> **Task details**
Lines holding the string "label": copy each one from the listing below.

Records for this task Block Start

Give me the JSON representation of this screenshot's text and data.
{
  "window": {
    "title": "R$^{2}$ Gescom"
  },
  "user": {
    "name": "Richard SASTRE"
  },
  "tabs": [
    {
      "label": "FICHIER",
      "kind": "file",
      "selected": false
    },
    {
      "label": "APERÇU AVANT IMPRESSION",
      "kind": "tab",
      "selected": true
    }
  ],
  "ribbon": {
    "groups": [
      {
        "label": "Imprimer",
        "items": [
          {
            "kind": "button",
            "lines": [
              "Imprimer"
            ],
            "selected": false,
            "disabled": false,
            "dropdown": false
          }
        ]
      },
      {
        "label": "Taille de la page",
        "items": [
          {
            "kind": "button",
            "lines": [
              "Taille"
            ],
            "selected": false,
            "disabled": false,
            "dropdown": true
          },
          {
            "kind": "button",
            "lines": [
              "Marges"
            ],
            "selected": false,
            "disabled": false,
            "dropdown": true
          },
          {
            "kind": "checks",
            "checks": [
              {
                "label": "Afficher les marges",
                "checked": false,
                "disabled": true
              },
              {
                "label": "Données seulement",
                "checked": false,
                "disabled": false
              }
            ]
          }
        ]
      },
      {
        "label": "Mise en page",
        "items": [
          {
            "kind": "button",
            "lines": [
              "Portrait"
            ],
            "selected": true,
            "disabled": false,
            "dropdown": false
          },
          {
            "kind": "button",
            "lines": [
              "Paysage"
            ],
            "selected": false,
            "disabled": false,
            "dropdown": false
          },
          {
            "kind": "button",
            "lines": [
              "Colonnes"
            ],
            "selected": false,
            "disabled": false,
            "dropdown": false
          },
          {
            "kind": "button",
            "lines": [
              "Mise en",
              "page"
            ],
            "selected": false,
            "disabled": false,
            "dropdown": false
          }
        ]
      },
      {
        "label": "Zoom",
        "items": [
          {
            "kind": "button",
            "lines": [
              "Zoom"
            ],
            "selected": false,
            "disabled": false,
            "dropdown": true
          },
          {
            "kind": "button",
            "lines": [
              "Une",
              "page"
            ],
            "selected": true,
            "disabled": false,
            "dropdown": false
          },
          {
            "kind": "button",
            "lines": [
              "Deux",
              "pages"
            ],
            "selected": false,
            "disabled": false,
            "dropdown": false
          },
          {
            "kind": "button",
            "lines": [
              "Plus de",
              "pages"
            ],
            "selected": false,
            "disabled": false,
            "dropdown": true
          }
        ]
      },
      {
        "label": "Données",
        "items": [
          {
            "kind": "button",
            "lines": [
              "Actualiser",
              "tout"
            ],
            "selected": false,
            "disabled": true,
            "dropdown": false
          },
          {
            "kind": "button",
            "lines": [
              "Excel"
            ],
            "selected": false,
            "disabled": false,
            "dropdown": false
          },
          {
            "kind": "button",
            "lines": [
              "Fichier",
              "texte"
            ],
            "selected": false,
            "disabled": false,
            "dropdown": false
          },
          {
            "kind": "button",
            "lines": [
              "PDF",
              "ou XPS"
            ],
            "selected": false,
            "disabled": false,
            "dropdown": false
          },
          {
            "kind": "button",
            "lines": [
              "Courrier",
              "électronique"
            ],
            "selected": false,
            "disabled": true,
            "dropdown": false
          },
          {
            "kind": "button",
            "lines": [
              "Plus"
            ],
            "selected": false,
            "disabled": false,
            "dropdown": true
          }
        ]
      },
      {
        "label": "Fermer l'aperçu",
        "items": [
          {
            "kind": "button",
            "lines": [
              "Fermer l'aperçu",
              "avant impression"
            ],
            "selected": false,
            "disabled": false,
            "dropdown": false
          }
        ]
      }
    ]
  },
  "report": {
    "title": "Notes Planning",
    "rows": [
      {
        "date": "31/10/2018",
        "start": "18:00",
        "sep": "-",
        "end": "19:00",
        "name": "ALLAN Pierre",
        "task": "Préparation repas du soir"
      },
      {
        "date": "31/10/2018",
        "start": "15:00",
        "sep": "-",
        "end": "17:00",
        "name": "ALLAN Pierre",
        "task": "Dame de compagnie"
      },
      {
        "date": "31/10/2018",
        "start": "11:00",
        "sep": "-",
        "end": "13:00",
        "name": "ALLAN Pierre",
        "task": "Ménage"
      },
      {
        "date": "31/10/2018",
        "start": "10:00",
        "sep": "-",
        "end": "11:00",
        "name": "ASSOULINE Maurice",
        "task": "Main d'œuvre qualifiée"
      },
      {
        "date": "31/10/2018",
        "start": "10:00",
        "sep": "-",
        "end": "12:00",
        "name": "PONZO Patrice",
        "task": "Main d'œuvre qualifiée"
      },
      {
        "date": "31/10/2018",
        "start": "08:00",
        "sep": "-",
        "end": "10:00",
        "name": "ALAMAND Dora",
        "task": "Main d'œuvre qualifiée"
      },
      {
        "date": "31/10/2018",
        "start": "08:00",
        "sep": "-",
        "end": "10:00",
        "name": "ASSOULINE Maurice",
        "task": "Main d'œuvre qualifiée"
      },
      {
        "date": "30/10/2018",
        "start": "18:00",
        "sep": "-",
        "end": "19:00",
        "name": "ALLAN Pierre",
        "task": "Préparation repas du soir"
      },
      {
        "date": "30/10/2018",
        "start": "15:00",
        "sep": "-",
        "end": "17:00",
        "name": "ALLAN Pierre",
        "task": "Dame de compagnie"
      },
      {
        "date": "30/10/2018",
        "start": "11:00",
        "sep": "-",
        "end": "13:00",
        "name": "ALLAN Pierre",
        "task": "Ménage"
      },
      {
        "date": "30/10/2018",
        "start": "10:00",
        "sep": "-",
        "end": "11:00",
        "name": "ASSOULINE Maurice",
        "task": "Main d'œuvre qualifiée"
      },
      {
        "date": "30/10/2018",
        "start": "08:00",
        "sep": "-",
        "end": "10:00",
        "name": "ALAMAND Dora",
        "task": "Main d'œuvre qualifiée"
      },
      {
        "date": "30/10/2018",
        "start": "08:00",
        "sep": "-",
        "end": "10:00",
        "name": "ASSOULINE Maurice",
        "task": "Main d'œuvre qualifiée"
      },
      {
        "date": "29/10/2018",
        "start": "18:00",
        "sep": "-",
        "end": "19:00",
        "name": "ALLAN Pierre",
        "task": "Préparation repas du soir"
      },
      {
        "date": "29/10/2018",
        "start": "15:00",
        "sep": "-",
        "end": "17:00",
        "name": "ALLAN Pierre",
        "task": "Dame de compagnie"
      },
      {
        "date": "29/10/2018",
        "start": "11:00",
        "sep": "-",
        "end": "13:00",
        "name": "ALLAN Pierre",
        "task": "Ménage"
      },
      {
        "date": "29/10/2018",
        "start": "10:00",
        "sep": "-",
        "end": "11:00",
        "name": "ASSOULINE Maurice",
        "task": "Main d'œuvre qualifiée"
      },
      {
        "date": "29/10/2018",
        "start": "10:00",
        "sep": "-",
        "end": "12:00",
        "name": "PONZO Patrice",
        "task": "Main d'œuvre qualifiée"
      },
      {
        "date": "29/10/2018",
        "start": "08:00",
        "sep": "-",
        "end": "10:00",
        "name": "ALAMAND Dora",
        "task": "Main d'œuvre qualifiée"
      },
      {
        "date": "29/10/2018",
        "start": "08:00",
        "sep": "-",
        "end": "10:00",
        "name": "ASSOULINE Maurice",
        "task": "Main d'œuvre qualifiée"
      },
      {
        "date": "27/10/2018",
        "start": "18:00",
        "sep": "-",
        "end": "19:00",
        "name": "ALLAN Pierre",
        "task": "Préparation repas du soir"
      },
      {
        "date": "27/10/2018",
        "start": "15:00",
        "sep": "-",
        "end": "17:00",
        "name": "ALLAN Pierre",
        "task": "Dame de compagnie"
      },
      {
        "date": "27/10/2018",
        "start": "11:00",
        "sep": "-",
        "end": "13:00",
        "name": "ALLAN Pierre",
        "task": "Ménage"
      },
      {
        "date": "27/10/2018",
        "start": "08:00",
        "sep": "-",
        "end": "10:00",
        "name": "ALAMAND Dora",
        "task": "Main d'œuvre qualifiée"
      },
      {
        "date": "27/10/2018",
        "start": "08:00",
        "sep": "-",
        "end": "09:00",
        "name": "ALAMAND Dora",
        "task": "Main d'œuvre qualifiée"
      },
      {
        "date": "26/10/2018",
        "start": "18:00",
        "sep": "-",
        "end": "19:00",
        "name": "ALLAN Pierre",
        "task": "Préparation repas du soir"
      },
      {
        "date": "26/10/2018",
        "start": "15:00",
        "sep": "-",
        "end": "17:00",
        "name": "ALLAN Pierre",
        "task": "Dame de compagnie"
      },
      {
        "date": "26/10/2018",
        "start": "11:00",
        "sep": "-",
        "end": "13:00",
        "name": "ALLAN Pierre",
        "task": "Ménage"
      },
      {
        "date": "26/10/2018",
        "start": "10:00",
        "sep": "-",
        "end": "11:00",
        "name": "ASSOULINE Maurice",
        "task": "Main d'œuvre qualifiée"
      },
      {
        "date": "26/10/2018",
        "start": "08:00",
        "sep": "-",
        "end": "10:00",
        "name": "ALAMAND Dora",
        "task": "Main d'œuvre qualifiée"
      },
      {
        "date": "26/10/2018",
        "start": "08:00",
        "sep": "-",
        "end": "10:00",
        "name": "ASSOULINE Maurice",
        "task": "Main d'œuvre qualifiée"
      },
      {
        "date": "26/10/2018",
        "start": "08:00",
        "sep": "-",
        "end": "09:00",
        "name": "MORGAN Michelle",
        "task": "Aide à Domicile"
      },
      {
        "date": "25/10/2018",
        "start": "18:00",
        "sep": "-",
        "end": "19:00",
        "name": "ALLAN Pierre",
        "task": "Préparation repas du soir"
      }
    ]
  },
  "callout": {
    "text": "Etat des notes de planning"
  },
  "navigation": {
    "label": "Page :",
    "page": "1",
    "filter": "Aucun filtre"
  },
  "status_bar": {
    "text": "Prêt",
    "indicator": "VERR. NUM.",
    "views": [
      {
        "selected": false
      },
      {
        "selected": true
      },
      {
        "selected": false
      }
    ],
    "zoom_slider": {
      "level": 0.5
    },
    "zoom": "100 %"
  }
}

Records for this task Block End

> **Result of the exercise**
      "label": "FICHIER",
      "label": "APERÇU AVANT IMPRESSION",
        "label": "Imprimer",
        "label": "Taille de la page",
                "label": "Afficher les marges",
                "label": "Données seulement",
        "label": "Mise en page",
        "label": "Zoom",
        "label": "Données",
        "label": "Fermer l'aperçu",
    "label": "Page :",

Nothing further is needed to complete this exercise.